Old 01-26-08, 09:21 PM
Terd Herder's Avatar
Member
Join Date: Jan 2008
Location: Northern Illinois
Posts: 301
Received 0 Votes on 0 Posts
Pouring a lead joint is tricky...dont get burned! Dont let water get in the molten lead=burn!

Check with the library, or plumbing books. The older ones will have how to pour a joint. IMO...hire a plumber to do it! You need a torch, oakum, lead, ladle, caulking irons. Should not be more than an hours labor IMO. Good luck!
 
  #12  
Old 01-28-08, 03:50 AM
M
Member
Thread Starter
Join Date: Jan 2008
Location: West of Chicago
Posts: 327
Received 0 Votes on 0 Posts
This portion of my renov. has been slightly pushed back. But I am still planning on trying the rubber doughnut. I am connecting 4" CI hub to a 4" PVC pipe. I can't check the fit until its taken apart, unfortunatly. I figure thats its exposed, so if there is a problem down the road, I can fix it easy enuff.
 
Reply
Posting Rules
You may not post new threads
You may not post replies
You may not post attachments
You may not edit your posts

BB code is On
Smilies are On
[IMG] code is On
HTML code is Off
Trackbacks are Off
Pingbacks are Off
Refbacks are Off
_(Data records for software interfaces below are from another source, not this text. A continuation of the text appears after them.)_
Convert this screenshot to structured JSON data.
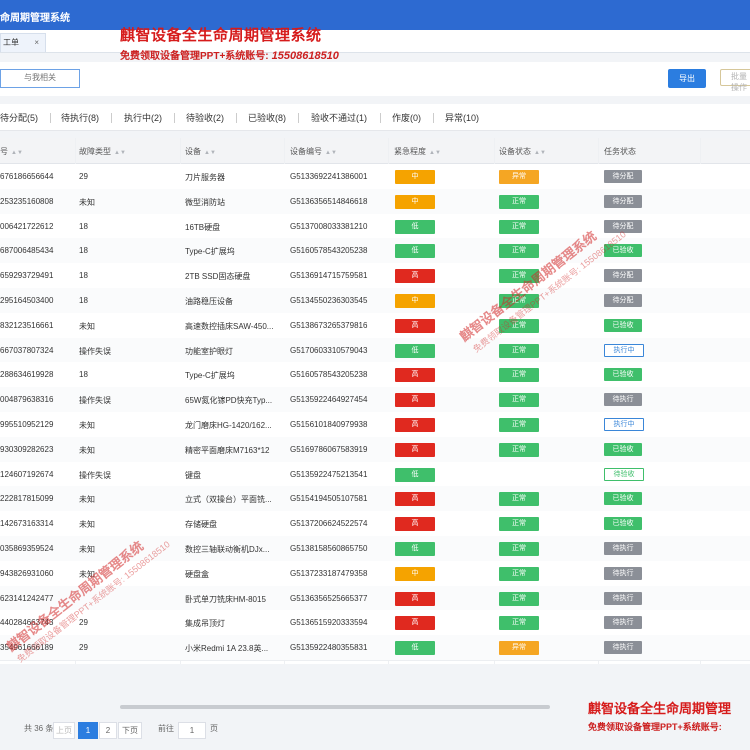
{
  "app": {
    "title": "命周期管理系统"
  },
  "tab": {
    "label": "工单",
    "close": "×"
  },
  "watermark": {
    "line1": "麒智设备全生命周期管理系统",
    "line2": "免费领取设备管理PPT+系统账号:",
    "phone": "15508618510",
    "bottom_line1": "麒智设备全生命周期管理",
    "bottom_line2": "免费领取设备管理PPT+系统账号:",
    "diag1": "麒智设备全生命周期管理系统",
    "diag2": "免费领取设备管理PPT+系统账号: 15508618510"
  },
  "toolbar": {
    "search_placeholder": "与我相关",
    "export_label": "导出",
    "more_label": "批量操作"
  },
  "status_tabs": [
    "待分配(5)",
    "待执行(8)",
    "执行中(2)",
    "待验收(2)",
    "已验收(8)",
    "验收不通过(1)",
    "作废(0)",
    "异常(10)"
  ],
  "columns": {
    "no": "号",
    "fault": "故障类型",
    "device": "设备",
    "code": "设备编号",
    "urgency": "紧急程度",
    "dev_status": "设备状态",
    "task_status": "任务状态"
  },
  "colors": {
    "urg_high": "#e0291f",
    "urg_mid": "#f5a300",
    "urg_low": "#3fbf6b",
    "dev_ok": "#3fbf6b",
    "dev_err": "#f5a623",
    "task_gray": "#8b8f97",
    "task_green": "#3fbf6b",
    "task_blue": "#3a86d8",
    "task_green_outline": "#3fbf6b"
  },
  "rows": [
    {
      "no": "676186656644",
      "fault": "29",
      "device": "刀片服务器",
      "code": "G5133692241386001",
      "urgency": "中",
      "urgency_level": "mid",
      "dev": "异常",
      "dev_level": "err",
      "task": "待分配",
      "task_style": "gray"
    },
    {
      "no": "253235160808",
      "fault": "未知",
      "device": "微型消防站",
      "code": "G5136356514846618",
      "urgency": "中",
      "urgency_level": "mid",
      "dev": "正常",
      "dev_level": "ok",
      "task": "待分配",
      "task_style": "gray"
    },
    {
      "no": "006421722612",
      "fault": "18",
      "device": "16TB硬盘",
      "code": "G5137008033381210",
      "urgency": "低",
      "urgency_level": "low",
      "dev": "正常",
      "dev_level": "ok",
      "task": "待分配",
      "task_style": "gray"
    },
    {
      "no": "687006485434",
      "fault": "18",
      "device": "Type-C扩展坞",
      "code": "G5160578543205238",
      "urgency": "低",
      "urgency_level": "low",
      "dev": "正常",
      "dev_level": "ok",
      "task": "已验收",
      "task_style": "green"
    },
    {
      "no": "659293729491",
      "fault": "18",
      "device": "2TB SSD固态硬盘",
      "code": "G5136914715759581",
      "urgency": "高",
      "urgency_level": "high",
      "dev": "正常",
      "dev_level": "ok",
      "task": "待分配",
      "task_style": "gray"
    },
    {
      "no": "295164503400",
      "fault": "18",
      "device": "油路稳压设备",
      "code": "G5134550236303545",
      "urgency": "中",
      "urgency_level": "mid",
      "dev": "正常",
      "dev_level": "ok",
      "task": "待分配",
      "task_style": "gray"
    },
    {
      "no": "832123516661",
      "fault": "未知",
      "device": "高速数控插床SAW-450...",
      "code": "G5138673265379816",
      "urgency": "高",
      "urgency_level": "high",
      "dev": "正常",
      "dev_level": "ok",
      "task": "已验收",
      "task_style": "green"
    },
    {
      "no": "667037807324",
      "fault": "操作失误",
      "device": "功能室护眼灯",
      "code": "G5170603310579043",
      "urgency": "低",
      "urgency_level": "low",
      "dev": "正常",
      "dev_level": "ok",
      "task": "执行中",
      "task_style": "blue"
    },
    {
      "no": "288634619928",
      "fault": "18",
      "device": "Type-C扩展坞",
      "code": "G5160578543205238",
      "urgency": "高",
      "urgency_level": "high",
      "dev": "正常",
      "dev_level": "ok",
      "task": "已验收",
      "task_style": "green"
    },
    {
      "no": "004879638316",
      "fault": "操作失误",
      "device": "65W氮化镓PD快充Typ...",
      "code": "G5135922464927454",
      "urgency": "高",
      "urgency_level": "high",
      "dev": "正常",
      "dev_level": "ok",
      "task": "待执行",
      "task_style": "gray"
    },
    {
      "no": "995510952129",
      "fault": "未知",
      "device": "龙门磨床HG-1420/162...",
      "code": "G5156101840979938",
      "urgency": "高",
      "urgency_level": "high",
      "dev": "正常",
      "dev_level": "ok",
      "task": "执行中",
      "task_style": "blue"
    },
    {
      "no": "930309282623",
      "fault": "未知",
      "device": "精密平面磨床M7163*12",
      "code": "G5169786067583919",
      "urgency": "高",
      "urgency_level": "high",
      "dev": "正常",
      "dev_level": "ok",
      "task": "已验收",
      "task_style": "green"
    },
    {
      "no": "124607192674",
      "fault": "操作失误",
      "device": "键盘",
      "code": "G5135922475213541",
      "urgency": "低",
      "urgency_level": "low",
      "dev": "",
      "dev_level": "none",
      "task": "待验收",
      "task_style": "green-outline"
    },
    {
      "no": "222817815099",
      "fault": "未知",
      "device": "立式（双操台）平面铣...",
      "code": "G5154194505107581",
      "urgency": "高",
      "urgency_level": "high",
      "dev": "正常",
      "dev_level": "ok",
      "task": "已验收",
      "task_style": "green"
    },
    {
      "no": "142673163314",
      "fault": "未知",
      "device": "存储硬盘",
      "code": "G5137206624522574",
      "urgency": "高",
      "urgency_level": "high",
      "dev": "正常",
      "dev_level": "ok",
      "task": "已验收",
      "task_style": "green"
    },
    {
      "no": "035869359524",
      "fault": "未知",
      "device": "数控三轴联动衡机DJx...",
      "code": "G5138158560865750",
      "urgency": "低",
      "urgency_level": "low",
      "dev": "正常",
      "dev_level": "ok",
      "task": "待执行",
      "task_style": "gray"
    },
    {
      "no": "943826931060",
      "fault": "未知",
      "device": "硬盘盒",
      "code": "G5137233187479358",
      "urgency": "中",
      "urgency_level": "mid",
      "dev": "正常",
      "dev_level": "ok",
      "task": "待执行",
      "task_style": "gray"
    },
    {
      "no": "623141242477",
      "fault": "",
      "device": "卧式单刀铣床HM-8015",
      "code": "G5136356525665377",
      "urgency": "高",
      "urgency_level": "high",
      "dev": "正常",
      "dev_level": "ok",
      "task": "待执行",
      "task_style": "gray"
    },
    {
      "no": "440284663743",
      "fault": "29",
      "device": "集成吊顶灯",
      "code": "G5136515920333594",
      "urgency": "高",
      "urgency_level": "high",
      "dev": "正常",
      "dev_level": "ok",
      "task": "待执行",
      "task_style": "gray"
    },
    {
      "no": "354961666189",
      "fault": "29",
      "device": "小米Redmi 1A 23.8英...",
      "code": "G5135922480355831",
      "urgency": "低",
      "urgency_level": "low",
      "dev": "异常",
      "dev_level": "err",
      "task": "待执行",
      "task_style": "gray"
    }
  ],
  "pager": {
    "total": "共 36 条",
    "prev": "上页",
    "page1": "1",
    "page2": "2",
    "next": "下页",
    "goto": "前往",
    "page_input": "1",
    "page_unit": "页"
  }
}
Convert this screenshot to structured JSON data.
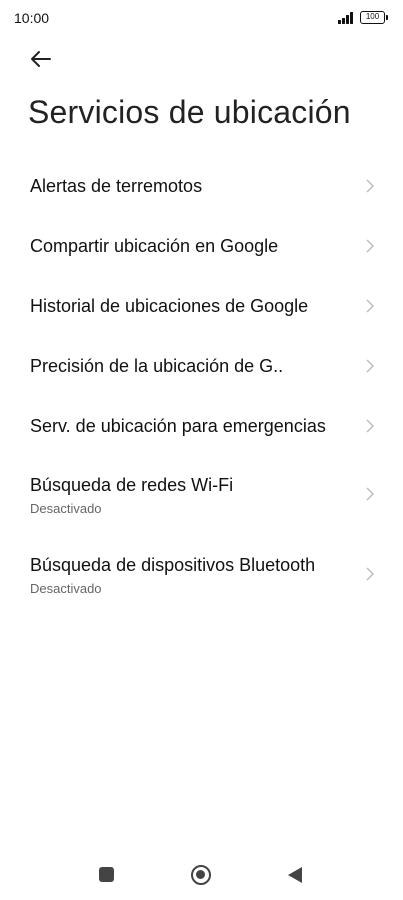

Thread Tools
Search this Thread
 
Ask a Question
Question Title:
Description:
Your question will be posted in: